Richard Vary’s presentation on injunctions for SEPs covered vast ground, moving away from a US-centric perspective and covering in detail the current state of the law in the US, Brazil, Europe, China and India. In his view, while US case-law is often portrayed as restricting injunctions for SEPs, the situation globally is far more diverse and complex. He noted that the US decisions have been made in a very specific legal framework, and the US comprises less than 5% of cellular connected devices. In a context where the majority of mobile phone users are spread around the globe, and where the majority of mobile phone manufacturers have no licence to most of the patents they use, a move must be acknowledged from a contractual approach focusing on the licensor’s behaviour to one focusing on the licensee’s willingness to enter into negotiations. Such a move can be noticed on a global scale, as illustrated by recent trends in Europe and Asia. Richard Vary also discussed the IEEE’s controversial new policy precluding an SEP holder from seeking relief until a rate has been litigated and the first level of appeal is exhausted. He also welcomed a move from litigation on a patent-by-patent basis toward a more cost-effective portfolio arbitration approach whereby decisions are taken on the overall portfolio and the validity and/or infringement of individual patents matters less. He noted, indeed, that often firms care more about the value of their overall portfolio than about any single patent that is being litigated.
Yes, but is it reasonable ...?
In his keenly-awaited presentation on the United States Federal Circuit FRAND decisions, Lord Justice Floyd explored the setting of reasonable royalty rates in the US courts. He drew a distinction between Microsoft v Motorola Inc. (W.D. Wash. Apr. 25, 2013), where royalty rates were discussed in the context of a breach of an obligation to make a RAND offer (ex ante standard setting), and Ericsson v D-Link (E.D. Tex. Aug. 6, 2013), and In re Innovatio IP Ventures LLC Patent Litig., (N.D. Ill. Oct. 3, 2013), where royalty rates were discussed as part of the assessment of damages (ex post standard setting). He mentioned a number of factors at play in the determination of royalty rates and noted that some of them, such as the enforceability of third party rights or the duty to negotiate pre-contractually in good faith, are jurisdiction-specific and can present interesting cross-jurisdictional challenges for courts seeking to follow one another’s approach. He also reminded his audience that the rationale behind the “smallest saleable unit” approach to the calculation of royalty rates was to avoid juries setting excessive rates by reference to the value of the overarching good instead of the SEP-covered component. The judge referred to General Tire & Rubber Co. v Firestone Tyre & Rubber Co. Ltd (House of Lords  1 W.L.R. 819) as constituting a good basis for the assessment of royalties in this context and concluded noting that, where sufficient evidence is adduced to show that royalty stacking and hold-up considerations are not relevant, there is no reason why a judge should not find these irrelevant.
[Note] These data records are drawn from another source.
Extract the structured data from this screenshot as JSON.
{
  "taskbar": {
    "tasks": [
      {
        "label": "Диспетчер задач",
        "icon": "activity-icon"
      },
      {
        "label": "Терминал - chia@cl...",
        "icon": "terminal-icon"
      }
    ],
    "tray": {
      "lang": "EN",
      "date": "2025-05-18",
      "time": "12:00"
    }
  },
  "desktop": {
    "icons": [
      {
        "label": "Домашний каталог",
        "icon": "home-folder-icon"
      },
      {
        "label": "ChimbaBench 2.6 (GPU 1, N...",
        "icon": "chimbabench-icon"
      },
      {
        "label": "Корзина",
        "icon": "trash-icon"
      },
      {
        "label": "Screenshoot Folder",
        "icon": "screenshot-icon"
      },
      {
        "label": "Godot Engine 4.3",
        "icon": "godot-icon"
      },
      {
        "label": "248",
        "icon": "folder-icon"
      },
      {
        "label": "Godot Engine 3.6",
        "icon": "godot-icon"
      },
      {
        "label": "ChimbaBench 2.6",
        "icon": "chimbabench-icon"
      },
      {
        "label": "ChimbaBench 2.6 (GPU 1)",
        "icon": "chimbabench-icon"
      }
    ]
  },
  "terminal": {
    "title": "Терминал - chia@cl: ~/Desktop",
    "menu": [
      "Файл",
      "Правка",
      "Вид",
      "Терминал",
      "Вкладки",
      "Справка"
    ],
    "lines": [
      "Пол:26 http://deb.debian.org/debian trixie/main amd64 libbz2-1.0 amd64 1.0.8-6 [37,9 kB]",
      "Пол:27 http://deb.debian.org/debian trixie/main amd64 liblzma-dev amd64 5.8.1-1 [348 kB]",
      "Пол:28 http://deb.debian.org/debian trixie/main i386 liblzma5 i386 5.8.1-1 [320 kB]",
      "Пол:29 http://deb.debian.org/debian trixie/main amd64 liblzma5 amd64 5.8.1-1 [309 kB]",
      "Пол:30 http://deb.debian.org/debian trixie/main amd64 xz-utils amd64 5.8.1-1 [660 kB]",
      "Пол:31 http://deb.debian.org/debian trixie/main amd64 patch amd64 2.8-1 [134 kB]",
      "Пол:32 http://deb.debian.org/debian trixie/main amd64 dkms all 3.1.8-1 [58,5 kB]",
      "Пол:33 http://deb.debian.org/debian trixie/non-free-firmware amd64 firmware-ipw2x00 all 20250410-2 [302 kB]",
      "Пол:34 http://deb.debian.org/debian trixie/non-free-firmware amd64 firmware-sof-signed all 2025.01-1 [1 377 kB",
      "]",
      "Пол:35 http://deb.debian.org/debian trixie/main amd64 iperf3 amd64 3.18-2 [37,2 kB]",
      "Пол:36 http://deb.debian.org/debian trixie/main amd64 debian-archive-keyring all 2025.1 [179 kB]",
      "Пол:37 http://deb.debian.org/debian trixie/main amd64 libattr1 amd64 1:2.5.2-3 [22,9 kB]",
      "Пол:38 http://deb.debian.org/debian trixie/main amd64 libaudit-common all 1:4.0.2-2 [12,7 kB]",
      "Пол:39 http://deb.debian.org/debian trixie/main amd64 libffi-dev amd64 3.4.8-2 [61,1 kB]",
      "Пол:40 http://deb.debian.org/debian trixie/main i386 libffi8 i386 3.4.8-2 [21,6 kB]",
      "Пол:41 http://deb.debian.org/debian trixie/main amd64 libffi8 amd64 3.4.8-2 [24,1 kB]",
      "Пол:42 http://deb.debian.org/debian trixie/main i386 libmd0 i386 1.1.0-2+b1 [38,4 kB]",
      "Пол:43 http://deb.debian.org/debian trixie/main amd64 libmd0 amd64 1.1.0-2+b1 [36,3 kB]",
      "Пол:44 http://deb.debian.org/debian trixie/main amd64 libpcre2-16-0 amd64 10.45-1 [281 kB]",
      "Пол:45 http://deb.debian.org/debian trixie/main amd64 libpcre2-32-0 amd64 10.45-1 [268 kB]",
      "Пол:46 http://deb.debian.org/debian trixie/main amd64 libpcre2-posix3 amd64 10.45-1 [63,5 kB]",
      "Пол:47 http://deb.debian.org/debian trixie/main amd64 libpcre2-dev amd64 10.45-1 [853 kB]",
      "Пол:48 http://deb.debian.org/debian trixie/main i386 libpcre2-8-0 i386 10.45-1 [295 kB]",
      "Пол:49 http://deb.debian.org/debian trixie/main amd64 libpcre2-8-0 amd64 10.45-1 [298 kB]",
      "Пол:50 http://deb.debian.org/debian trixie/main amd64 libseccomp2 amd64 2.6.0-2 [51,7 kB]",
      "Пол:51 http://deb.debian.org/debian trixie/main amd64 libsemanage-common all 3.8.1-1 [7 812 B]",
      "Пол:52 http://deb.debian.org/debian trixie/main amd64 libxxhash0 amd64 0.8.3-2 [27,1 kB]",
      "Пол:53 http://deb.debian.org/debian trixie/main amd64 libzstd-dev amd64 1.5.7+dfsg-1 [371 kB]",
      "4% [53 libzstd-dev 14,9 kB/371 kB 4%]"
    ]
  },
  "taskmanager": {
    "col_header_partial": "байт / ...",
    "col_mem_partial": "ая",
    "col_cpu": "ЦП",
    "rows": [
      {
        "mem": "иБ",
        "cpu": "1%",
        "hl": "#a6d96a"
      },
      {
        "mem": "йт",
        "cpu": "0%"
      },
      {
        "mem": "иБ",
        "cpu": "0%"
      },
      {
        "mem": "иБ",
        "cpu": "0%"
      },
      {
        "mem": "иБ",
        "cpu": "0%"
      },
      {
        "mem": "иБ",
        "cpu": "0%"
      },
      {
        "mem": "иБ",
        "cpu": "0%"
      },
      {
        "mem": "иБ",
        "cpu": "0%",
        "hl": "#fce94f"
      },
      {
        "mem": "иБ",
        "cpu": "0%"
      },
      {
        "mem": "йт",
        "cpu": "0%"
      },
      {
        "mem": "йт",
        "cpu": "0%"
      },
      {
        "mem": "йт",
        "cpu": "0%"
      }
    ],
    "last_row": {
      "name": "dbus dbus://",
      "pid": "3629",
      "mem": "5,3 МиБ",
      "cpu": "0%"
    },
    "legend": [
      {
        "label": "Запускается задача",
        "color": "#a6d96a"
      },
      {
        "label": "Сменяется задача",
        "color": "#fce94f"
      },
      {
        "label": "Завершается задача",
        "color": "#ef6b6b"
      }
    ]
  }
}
This piece was prepared by Elettra Bietti (Allen & Overy). Thanks, Elettra!